A sign at the All Saints Parish in the city’s Laurelhurst neighborhood was spray-painted with a red message that stated: "If abortions aren’t safe, neither are you," according to the local Christian newspaper Catholic Sentinel.
Protests that began on June 25 in Portland resulted in damage elsewhere across the city, including downtown, where several windows of a Starbucks Coffee building were smashed, while spray-painted messages were left on other buildings and vehicles, according to FOX News.
"Officers are working to contact affected business owners and assist with arrangements to secure the buildings. Efforts are already underway to get graffiti removed," police said in a statement. (Fox News/Bradford Betz)
A Catholic Church’s statue and memorial to unborn fetuses in Louisiana was found vandalized with red paint a day after the court’s ruling overturning Roe v. Wade, according to NOLA.com.
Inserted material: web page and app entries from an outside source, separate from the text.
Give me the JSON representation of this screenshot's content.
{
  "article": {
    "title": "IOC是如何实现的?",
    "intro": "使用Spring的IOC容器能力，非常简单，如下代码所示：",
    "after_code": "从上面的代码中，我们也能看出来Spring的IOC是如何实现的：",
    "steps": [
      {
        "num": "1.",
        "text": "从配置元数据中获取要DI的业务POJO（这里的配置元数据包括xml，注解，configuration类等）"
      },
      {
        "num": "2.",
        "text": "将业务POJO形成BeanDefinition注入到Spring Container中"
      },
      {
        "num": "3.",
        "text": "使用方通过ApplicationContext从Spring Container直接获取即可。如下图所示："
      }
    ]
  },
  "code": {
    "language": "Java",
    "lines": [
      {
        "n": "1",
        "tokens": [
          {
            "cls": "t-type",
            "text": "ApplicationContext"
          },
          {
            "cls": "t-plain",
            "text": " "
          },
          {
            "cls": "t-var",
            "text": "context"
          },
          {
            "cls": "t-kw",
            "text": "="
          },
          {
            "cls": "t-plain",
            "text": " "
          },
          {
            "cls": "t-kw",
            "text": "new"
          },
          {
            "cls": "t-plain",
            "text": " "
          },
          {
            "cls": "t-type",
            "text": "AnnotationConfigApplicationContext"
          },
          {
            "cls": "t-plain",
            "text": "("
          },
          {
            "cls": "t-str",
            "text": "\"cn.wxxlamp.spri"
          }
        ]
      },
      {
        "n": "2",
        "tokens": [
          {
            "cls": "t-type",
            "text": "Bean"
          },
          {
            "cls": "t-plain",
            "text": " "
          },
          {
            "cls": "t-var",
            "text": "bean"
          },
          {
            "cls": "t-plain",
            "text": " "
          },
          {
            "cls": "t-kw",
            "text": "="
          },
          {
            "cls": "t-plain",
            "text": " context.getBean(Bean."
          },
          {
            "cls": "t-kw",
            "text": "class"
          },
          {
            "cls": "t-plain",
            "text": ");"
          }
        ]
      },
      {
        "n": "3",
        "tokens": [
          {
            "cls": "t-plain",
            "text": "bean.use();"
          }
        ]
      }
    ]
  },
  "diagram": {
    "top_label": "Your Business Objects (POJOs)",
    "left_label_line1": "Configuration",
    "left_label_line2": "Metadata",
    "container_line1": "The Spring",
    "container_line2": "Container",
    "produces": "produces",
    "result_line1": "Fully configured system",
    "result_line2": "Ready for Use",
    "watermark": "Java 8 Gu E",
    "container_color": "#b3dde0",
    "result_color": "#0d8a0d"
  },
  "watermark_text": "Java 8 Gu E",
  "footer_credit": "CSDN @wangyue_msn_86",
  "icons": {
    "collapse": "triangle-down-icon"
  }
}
The vandalism happened at a park near the Holy Name of Mary Catholic Church in the New Orleans neighborhood of Algiers Point. Dog walkers at the park first discovered the paint on the memorial, which includes a statue of Mary and Jesus flanked by tombstones for the unborn.
Rev. Eugene Jacques told the local newspaper that someone poured a gallon of red paint across the shrine overnight on June 26. The individual(s) also planted a sign saying, "In Memory of Women Who Die From Lack of Legal Abortion."
Jacques added that he and a group of parishioners removed the paint with a pressure washer, soap, and water.
On New York City’s Upper West Side, residents early on June 27 found a spray-painted message on the doors of Ascension Roman Catholic Church, according to the New York Post.
"If abortion isn't safe, neither are you," a message read in black on the outer doors of the church. The message was signed on another door by "Jane's Revenge," a militant pro-choice group, along with some sort of anarchy symbol, the Post reported, citing local police.
The New York Police Department’s Hate Crimes Task Force was investigating, according to the newspaper.
Vandalism and arson were reported at a Catholic church in Fairfax County, Virginia, tied to the Supreme Court’s decision overturning Roe v. Wade.
Police were called early on June 26 to St. John Neumann Catholic Community Church in the city of Reston after a call about smoldering mulch, FOX 5 DC reported. Fire crews determined that some sort of accelerant was used in the fire, although no apparent fire damage occurred.
But graffiti was visible on the church sign and at the back of the building. Someone spray-painted, "This won't stop," on the church sign, and "Seperation (sic) of church and state," on a back wall.
Other messages used profane language and there were also depictions of female genitalia.
Graffiti is pictured at St. John Neumann Catholic Community Church in the city of Reston, Virginia, on June 27, 2022. (Credit: FOX 5 DC)
A Methodist church outside of Tallahassee, Florida, was vandalized with graffiti sometime over the weekend of June 26 to June 27, presumably related to the abortion ruling.
The words "My BODY" were written in red spray paint over the entrance sign of St. Phillips AME Church, located in a community located about 8 miles north of the state’s capital, the local newspaper Tallahassee Democrat reported.
"We are currently reviewing what we know about this horrific incident," wrote Rev. Lenny Marshall in a statement to the newspaper. "We condemn any type of vandalism to any kind of house of worship."
"We are of course very hurt by this insensible action and we remain in prayer for peace. We call on our community neighbors to join us in the restoration of the church sign. It is indeed a sad day when we see the state of society," the statement added.
In Texas, two statues were reportedly stolen from a Catholic church and a third was toppled over, according to local news reporting.
The incident was reported over the weekend at St. Anthony’s Catholic Church in the city of Harlingen, located in the southern part of Texas just 30 miles from the Gulf coast.
Elias Zamora, a longtime member of the church, told KVEO-TV that he believed the incident was related to the Supreme Court’s ruling. The pastor of the church filed a police report, the station reported.
This story was reported from Cincinnati. The Association Press contributed.